═══ GIVEN INFORMATION
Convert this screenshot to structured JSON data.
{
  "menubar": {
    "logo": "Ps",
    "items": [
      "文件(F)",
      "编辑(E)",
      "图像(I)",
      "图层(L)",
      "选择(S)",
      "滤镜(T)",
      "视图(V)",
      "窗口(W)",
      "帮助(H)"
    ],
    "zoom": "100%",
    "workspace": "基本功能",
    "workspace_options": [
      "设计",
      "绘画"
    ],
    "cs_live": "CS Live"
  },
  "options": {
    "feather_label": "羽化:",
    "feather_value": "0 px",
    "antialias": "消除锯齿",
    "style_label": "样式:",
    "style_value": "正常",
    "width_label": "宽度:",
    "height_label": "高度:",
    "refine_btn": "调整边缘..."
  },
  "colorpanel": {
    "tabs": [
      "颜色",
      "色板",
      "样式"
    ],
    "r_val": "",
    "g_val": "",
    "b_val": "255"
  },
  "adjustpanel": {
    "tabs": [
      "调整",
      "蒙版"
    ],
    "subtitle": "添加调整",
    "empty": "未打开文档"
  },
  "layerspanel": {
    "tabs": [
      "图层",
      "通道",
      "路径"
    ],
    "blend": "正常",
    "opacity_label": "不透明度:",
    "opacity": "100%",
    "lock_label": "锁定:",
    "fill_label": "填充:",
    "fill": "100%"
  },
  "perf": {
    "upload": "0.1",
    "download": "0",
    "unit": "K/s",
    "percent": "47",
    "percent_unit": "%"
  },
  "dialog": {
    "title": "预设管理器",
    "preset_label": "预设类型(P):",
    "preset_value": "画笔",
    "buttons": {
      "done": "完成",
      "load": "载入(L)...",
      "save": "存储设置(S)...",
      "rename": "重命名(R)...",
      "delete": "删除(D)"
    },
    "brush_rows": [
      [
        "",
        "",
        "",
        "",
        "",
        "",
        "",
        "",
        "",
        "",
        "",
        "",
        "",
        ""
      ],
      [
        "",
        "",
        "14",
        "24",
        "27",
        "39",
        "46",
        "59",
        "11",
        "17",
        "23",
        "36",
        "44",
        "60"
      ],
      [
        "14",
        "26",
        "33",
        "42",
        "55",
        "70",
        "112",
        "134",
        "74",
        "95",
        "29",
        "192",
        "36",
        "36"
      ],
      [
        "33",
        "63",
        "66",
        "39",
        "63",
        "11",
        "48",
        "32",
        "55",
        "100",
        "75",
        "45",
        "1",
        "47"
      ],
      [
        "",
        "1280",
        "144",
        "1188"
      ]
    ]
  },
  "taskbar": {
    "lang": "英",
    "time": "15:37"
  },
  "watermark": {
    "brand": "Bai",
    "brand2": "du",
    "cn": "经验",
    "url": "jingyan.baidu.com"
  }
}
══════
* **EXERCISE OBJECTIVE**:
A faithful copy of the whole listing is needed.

* **OUTPUT FOR THIS TASK**:
Convert this screenshot to structured JSON data.
{
  "menubar": {
    "logo": "Ps",
    "items": [
      "文件(F)",
      "编辑(E)",
      "图像(I)",
      "图层(L)",
      "选择(S)",
      "滤镜(T)",
      "视图(V)",
      "窗口(W)",
      "帮助(H)"
    ],
    "zoom": "100%",
    "workspace": "基本功能",
    "workspace_options": [
      "设计",
      "绘画"
    ],
    "cs_live": "CS Live"
  },
  "options": {
    "feather_label": "羽化:",
    "feather_value": "0 px",
    "antialias": "消除锯齿",
    "style_label": "样式:",
    "style_value": "正常",
    "width_label": "宽度:",
    "height_label": "高度:",
    "refine_btn": "调整边缘..."
  },
  "colorpanel": {
    "tabs": [
      "颜色",
      "色板",
      "样式"
    ],
    "r_val": "",
    "g_val": "",
    "b_val": "255"
  },
  "adjustpanel": {
    "tabs": [
      "调整",
      "蒙版"
    ],
    "subtitle": "添加调整",
    "empty": "未打开文档"
  },
  "layerspanel": {
    "tabs": [
      "图层",
      "通道",
      "路径"
    ],
    "blend": "正常",
    "opacity_label": "不透明度:",
    "opacity": "100%",
    "lock_label": "锁定:",
    "fill_label": "填充:",
    "fill": "100%"
  },
  "perf": {
    "upload": "0.1",
    "download": "0",
    "unit": "K/s",
    "percent": "47",
    "percent_unit": "%"
  },
  "dialog": {
    "title": "预设管理器",
    "preset_label": "预设类型(P):",
    "preset_value": "画笔",
    "buttons": {
      "done": "完成",
      "load": "载入(L)...",
      "save": "存储设置(S)...",
      "rename": "重命名(R)...",
      "delete": "删除(D)"
    },
    "brush_rows": [
      [
        "",
        "",
        "",
        "",
        "",
        "",
        "",
        "",
        "",
        "",
        "",
        "",
        "",
        ""
      ],
      [
        "",
        "",
        "14",
        "24",
        "27",
        "39",
        "46",
        "59",
        "11",
        "17",
        "23",
        "36",
        "44",
        "60"
      ],
      [
        "14",
        "26",
        "33",
        "42",
        "55",
        "70",
        "112",
        "134",
        "74",
        "95",
        "29",
        "192",
        "36",
        "36"
      ],
      [
        "33",
        "63",
        "66",
        "39",
        "63",
        "11",
        "48",
        "32",
        "55",
        "100",
        "75",
        "45",
        "1",
        "47"
      ],
      [
        "",
        "1280",
        "144",
        "1188"
      ]
    ]
  },
  "taskbar": {
    "lang": "英",
    "time": "15:37"
  },
  "watermark": {
    "brand": "Bai",
    "brand2": "du",
    "cn": "经验",
    "url": "jingyan.baidu.com"
  }
}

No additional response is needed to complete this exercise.